In both cases, you can see the difference between duty of care and risk management. The oil company had an obligation to keep its workers safe while in Pakistan (duty of care), and it provided the appropriate protections (successful risk management). The school had an obligation to keep its students safe while traveling in China (duty of care), and the school failed to provide the appropriate protections (unsuccessful risk management).
How to Understand Risk
No company wants to see its employees harmed while traveling for business, and no company wants to face the liability associated with harm to its team members. But how can a company take active steps to prevent travel-related liability?
The Business Travel News story outlines a 3-step process that simplifies how companies can approach risk management:
- Evaluation: Before your team members leave on business trips, it’s important that a company evaluate the safety risks they might face. Large companies may have in-house risk management teams, or an agency like JTB Business Travel can provide duty of care services that help prepare, monitor and respond to travelers.

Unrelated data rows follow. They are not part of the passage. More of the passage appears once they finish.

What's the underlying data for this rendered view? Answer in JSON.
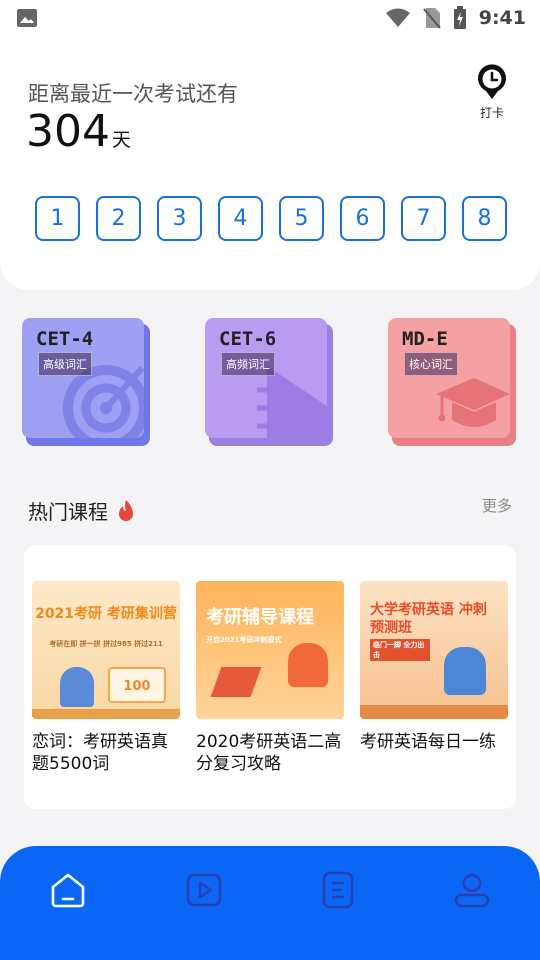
{
  "status_bar": {
    "time": "9:41",
    "icons": [
      "image-icon",
      "wifi-icon",
      "no-sim-icon",
      "battery-charging-icon"
    ]
  },
  "exam": {
    "label": "距离最近一次考试还有",
    "days": "304",
    "unit": "天"
  },
  "checkin": {
    "label": "打卡",
    "icon": "clock-pin-icon"
  },
  "number_buttons": [
    "1",
    "2",
    "3",
    "4",
    "5",
    "6",
    "7",
    "8"
  ],
  "books": [
    {
      "title": "CET-4",
      "subtitle": "高级词汇",
      "icon": "target-icon",
      "color": "#9da0f3"
    },
    {
      "title": "CET-6",
      "subtitle": "高频词汇",
      "icon": "notebook-pen-icon",
      "color": "#b89cf2"
    },
    {
      "title": "MD-E",
      "subtitle": "核心词汇",
      "icon": "graduation-cap-icon",
      "color": "#f5a0a3"
    }
  ],
  "hot_courses": {
    "title": "热门课程",
    "more": "更多",
    "items": [
      {
        "title": "恋词：考研英语真题5500词",
        "thumb_text": "2021考研 考研集训营",
        "thumb_sub": "考研在即 拼一拼 拼过985 拼过211",
        "thumb_badge": "100"
      },
      {
        "title": "2020考研英语二高分复习攻略",
        "thumb_text": "考研辅导课程",
        "thumb_sub": "开启2021考研冲刺模式"
      },
      {
        "title": "考研英语每日一练",
        "thumb_text": "大学考研英语 冲刺预测班",
        "thumb_sub": "临门一脚 全力出击"
      }
    ]
  },
  "bottom_nav": [
    {
      "name": "home",
      "icon": "home-icon",
      "active": true
    },
    {
      "name": "video",
      "icon": "play-icon",
      "active": false
    },
    {
      "name": "document",
      "icon": "document-icon",
      "active": false
    },
    {
      "name": "profile",
      "icon": "user-icon",
      "active": false
    }
  ]
}
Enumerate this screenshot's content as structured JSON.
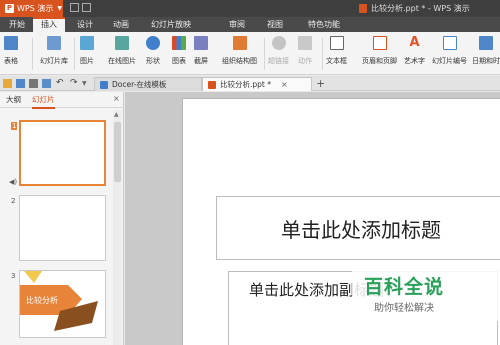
{
  "app": {
    "brand": "WPS 演示",
    "window_title": "比较分析.ppt * - WPS 演示"
  },
  "menu": [
    "开始",
    "插入",
    "设计",
    "动画",
    "幻灯片放映",
    "审阅",
    "视图",
    "特色功能"
  ],
  "menu_active": "插入",
  "ribbon": {
    "items": [
      "表格",
      "幻灯片库",
      "图片",
      "在线图片",
      "形状",
      "图表",
      "截屏",
      "组织结构图",
      "超链接",
      "动作",
      "文本框",
      "页眉和页脚",
      "艺术字",
      "幻灯片编号",
      "日期和时"
    ]
  },
  "tabs": [
    {
      "label": "Docer-在线模板",
      "active": false
    },
    {
      "label": "比较分析.ppt *",
      "active": true
    }
  ],
  "panel": {
    "tabs": [
      "大纲",
      "幻灯片"
    ],
    "active_tab": "幻灯片",
    "slides": [
      {
        "number": "1",
        "selected": true
      },
      {
        "number": "2",
        "selected": false
      },
      {
        "number": "3",
        "selected": false,
        "label": "比较分析"
      }
    ]
  },
  "slide": {
    "title_placeholder": "单击此处添加标题",
    "subtitle_placeholder": "单击此处添加副标题"
  },
  "watermark": {
    "brand": "百科全说",
    "slogan": "助你轻松解决"
  },
  "colors": {
    "accent": "#d9531e",
    "thumb_accent": "#e8833a",
    "watermark_green": "#2aa15a"
  }
}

- Protection: Once risks are identified and evaluated, a company needs to take steps to protect against those risks.
- Insurance: No risk can be fully mitigated. Securing insurance helps bridge the gap between the maximum possible risk and the maximum amount of protection a company can provide.
Do You Need Duty of Care Support?
Not all companies are large enough to necessitate an in-house risk management team that is constantly thinking about employees and their safety. That’s why we provide common sense duty of care solutions for companies whose employees often travel for work.
Contact us today to learn more about our duty of care services.